#### [PROBLEM TO WORK ON]
Type the listing below out again exactly. No images.

=== SUPPLIED INFORMATION ===

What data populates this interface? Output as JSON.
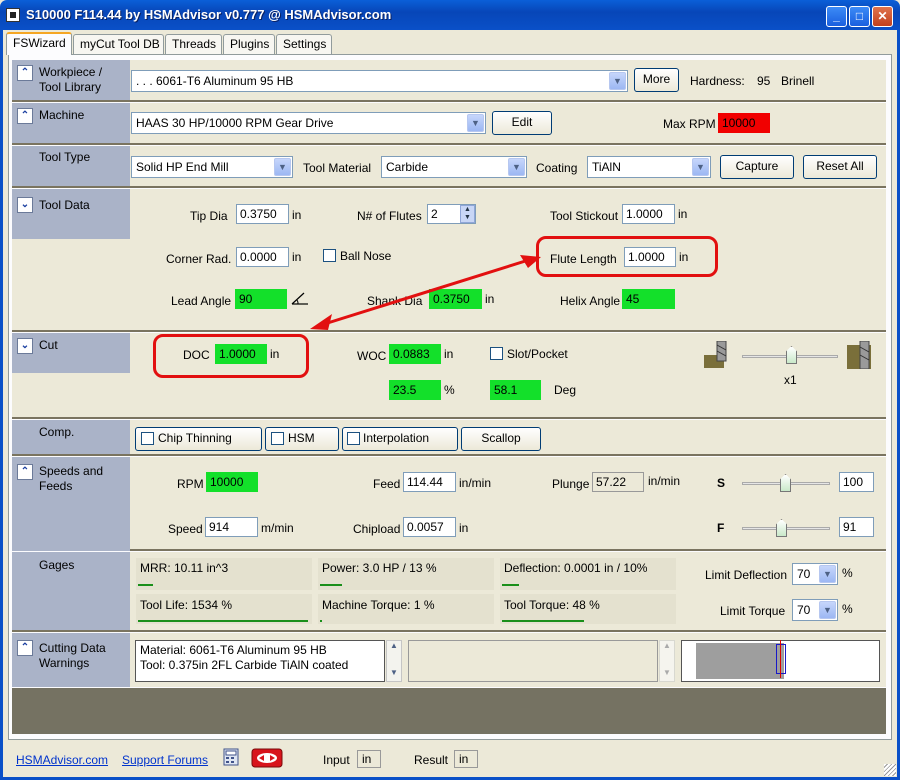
{
  "window": {
    "title": "S10000 F114.44 by HSMAdvisor v0.777 @ HSMAdvisor.com"
  },
  "tabs": [
    "FSWizard",
    "myCut Tool DB",
    "Threads",
    "Plugins",
    "Settings"
  ],
  "workpiece": {
    "label_line1": "Workpiece /",
    "label_line2": "Tool Library",
    "material": ". . . 6061-T6 Aluminum 95 HB",
    "more_label": "More",
    "hardness_label": "Hardness:",
    "hardness_value": "95",
    "hardness_unit": "Brinell"
  },
  "machine": {
    "label": "Machine",
    "value": "HAAS 30 HP/10000 RPM Gear Drive",
    "edit_label": "Edit",
    "max_rpm_label": "Max RPM",
    "max_rpm_value": "10000"
  },
  "tool_type": {
    "label": "Tool Type",
    "type_value": "Solid HP End Mill",
    "material_label": "Tool Material",
    "material_value": "Carbide",
    "coating_label": "Coating",
    "coating_value": "TiAlN",
    "capture_label": "Capture",
    "reset_label": "Reset All"
  },
  "tool_data": {
    "label": "Tool Data",
    "tip_dia_label": "Tip Dia",
    "tip_dia_value": "0.3750",
    "tip_dia_unit": "in",
    "flutes_label": "N# of Flutes",
    "flutes_value": "2",
    "stickout_label": "Tool Stickout",
    "stickout_value": "1.0000",
    "stickout_unit": "in",
    "corner_label": "Corner Rad.",
    "corner_value": "0.0000",
    "corner_unit": "in",
    "ballnose_label": "Ball Nose",
    "flute_len_label": "Flute Length",
    "flute_len_value": "1.0000",
    "flute_len_unit": "in",
    "lead_label": "Lead Angle",
    "lead_value": "90",
    "shank_label": "Shank Dia",
    "shank_value": "0.3750",
    "shank_unit": "in",
    "helix_label": "Helix Angle",
    "helix_value": "45"
  },
  "cut": {
    "label": "Cut",
    "doc_label": "DOC",
    "doc_value": "1.0000",
    "doc_unit": "in",
    "woc_label": "WOC",
    "woc_value": "0.0883",
    "woc_unit": "in",
    "slot_label": "Slot/Pocket",
    "pct_value": "23.5",
    "pct_unit": "%",
    "deg_value": "58.1",
    "deg_unit": "Deg",
    "multiplier": "x1"
  },
  "comp": {
    "label": "Comp.",
    "chip_thinning": "Chip Thinning",
    "hsm": "HSM",
    "interpolation": "Interpolation",
    "scallop": "Scallop"
  },
  "speeds": {
    "label_line1": "Speeds and",
    "label_line2": "Feeds",
    "rpm_label": "RPM",
    "rpm_value": "10000",
    "feed_label": "Feed",
    "feed_value": "114.44",
    "feed_unit": "in/min",
    "plunge_label": "Plunge",
    "plunge_value": "57.22",
    "plunge_unit": "in/min",
    "s_label": "S",
    "s_value": "100",
    "speed_label": "Speed",
    "speed_value": "914",
    "speed_unit": "m/min",
    "chipload_label": "Chipload",
    "chipload_value": "0.0057",
    "chipload_unit": "in",
    "f_label": "F",
    "f_value": "91"
  },
  "gages": {
    "label": "Gages",
    "mrr": "MRR: 10.11 in^3",
    "power": "Power: 3.0 HP / 13 %",
    "deflection": "Deflection: 0.0001 in / 10%",
    "tool_life": "Tool Life: 1534 %",
    "machine_torque": "Machine Torque: 1 %",
    "tool_torque": "Tool Torque: 48 %",
    "limit_deflection_label": "Limit Deflection",
    "limit_deflection_value": "70",
    "limit_torque_label": "Limit Torque",
    "limit_torque_value": "70",
    "pct": "%",
    "power_level": 0.13,
    "deflection_level": 0.1,
    "tool_life_level": 1.0,
    "machine_torque_level": 0.01,
    "tool_torque_level": 0.48
  },
  "warnings": {
    "label_line1": "Cutting Data",
    "label_line2": "Warnings",
    "line1": "Material: 6061-T6 Aluminum 95 HB",
    "line2": "Tool: 0.375in 2FL Carbide TiAlN coated"
  },
  "footer": {
    "link1": "HSMAdvisor.com",
    "link2": "Support Forums",
    "input_label": "Input",
    "input_unit": "in",
    "result_label": "Result",
    "result_unit": "in"
  },
  "colors": {
    "green": "#13e02a",
    "red": "#f10000",
    "annotation": "#e21010"
  }
}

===

#### [RESULT OF THE EXERCISE]
What data populates this interface? Output as JSON.
{
  "window": {
    "title": "S10000 F114.44 by HSMAdvisor v0.777 @ HSMAdvisor.com"
  },
  "tabs": [
    "FSWizard",
    "myCut Tool DB",
    "Threads",
    "Plugins",
    "Settings"
  ],
  "workpiece": {
    "label_line1": "Workpiece /",
    "label_line2": "Tool Library",
    "material": ". . . 6061-T6 Aluminum 95 HB",
    "more_label": "More",
    "hardness_label": "Hardness:",
    "hardness_value": "95",
    "hardness_unit": "Brinell"
  },
  "machine": {
    "label": "Machine",
    "value": "HAAS 30 HP/10000 RPM Gear Drive",
    "edit_label": "Edit",
    "max_rpm_label": "Max RPM",
    "max_rpm_value": "10000"
  },
  "tool_type": {
    "label": "Tool Type",
    "type_value": "Solid HP End Mill",
    "material_label": "Tool Material",
    "material_value": "Carbide",
    "coating_label": "Coating",
    "coating_value": "TiAlN",
    "capture_label": "Capture",
    "reset_label": "Reset All"
  },
  "tool_data": {
    "label": "Tool Data",
    "tip_dia_label": "Tip Dia",
    "tip_dia_value": "0.3750",
    "tip_dia_unit": "in",
    "flutes_label": "N# of Flutes",
    "flutes_value": "2",
    "stickout_label": "Tool Stickout",
    "stickout_value": "1.0000",
    "stickout_unit": "in",
    "corner_label": "Corner Rad.",
    "corner_value": "0.0000",
    "corner_unit": "in",
    "ballnose_label": "Ball Nose",
    "flute_len_label": "Flute Length",
    "flute_len_value": "1.0000",
    "flute_len_unit": "in",
    "lead_label": "Lead Angle",
    "lead_value": "90",
    "shank_label": "Shank Dia",
    "shank_value": "0.3750",
    "shank_unit": "in",
    "helix_label": "Helix Angle",
    "helix_value": "45"
  },
  "cut": {
    "label": "Cut",
    "doc_label": "DOC",
    "doc_value": "1.0000",
    "doc_unit": "in",
    "woc_label": "WOC",
    "woc_value": "0.0883",
    "woc_unit": "in",
    "slot_label": "Slot/Pocket",
    "pct_value": "23.5",
    "pct_unit": "%",
    "deg_value": "58.1",
    "deg_unit": "Deg",
    "multiplier": "x1"
  },
  "comp": {
    "label": "Comp.",
    "chip_thinning": "Chip Thinning",
    "hsm": "HSM",
    "interpolation": "Interpolation",
    "scallop": "Scallop"
  },
  "speeds": {
    "label_line1": "Speeds and",
    "label_line2": "Feeds",
    "rpm_label": "RPM",
    "rpm_value": "10000",
    "feed_label": "Feed",
    "feed_value": "114.44",
    "feed_unit": "in/min",
    "plunge_label": "Plunge",
    "plunge_value": "57.22",
    "plunge_unit": "in/min",
    "s_label": "S",
    "s_value": "100",
    "speed_label": "Speed",
    "speed_value": "914",
    "speed_unit": "m/min",
    "chipload_label": "Chipload",
    "chipload_value": "0.0057",
    "chipload_unit": "in",
    "f_label": "F",
    "f_value": "91"
  },
  "gages": {
    "label": "Gages",
    "mrr": "MRR: 10.11 in^3",
    "power": "Power: 3.0 HP / 13 %",
    "deflection": "Deflection: 0.0001 in / 10%",
    "tool_life": "Tool Life: 1534 %",
    "machine_torque": "Machine Torque: 1 %",
    "tool_torque": "Tool Torque: 48 %",
    "limit_deflection_label": "Limit Deflection",
    "limit_deflection_value": "70",
    "limit_torque_label": "Limit Torque",
    "limit_torque_value": "70",
    "pct": "%",
    "power_level": 0.13,
    "deflection_level": 0.1,
    "tool_life_level": 1.0,
    "machine_torque_level": 0.01,
    "tool_torque_level": 0.48
  },
  "warnings": {
    "label_line1": "Cutting Data",
    "label_line2": "Warnings",
    "line1": "Material: 6061-T6 Aluminum 95 HB",
    "line2": "Tool: 0.375in 2FL Carbide TiAlN coated"
  },
  "footer": {
    "link1": "HSMAdvisor.com",
    "link2": "Support Forums",
    "input_label": "Input",
    "input_unit": "in",
    "result_label": "Result",
    "result_unit": "in"
  },
  "colors": {
    "green": "#13e02a",
    "red": "#f10000",
    "annotation": "#e21010"
  }
}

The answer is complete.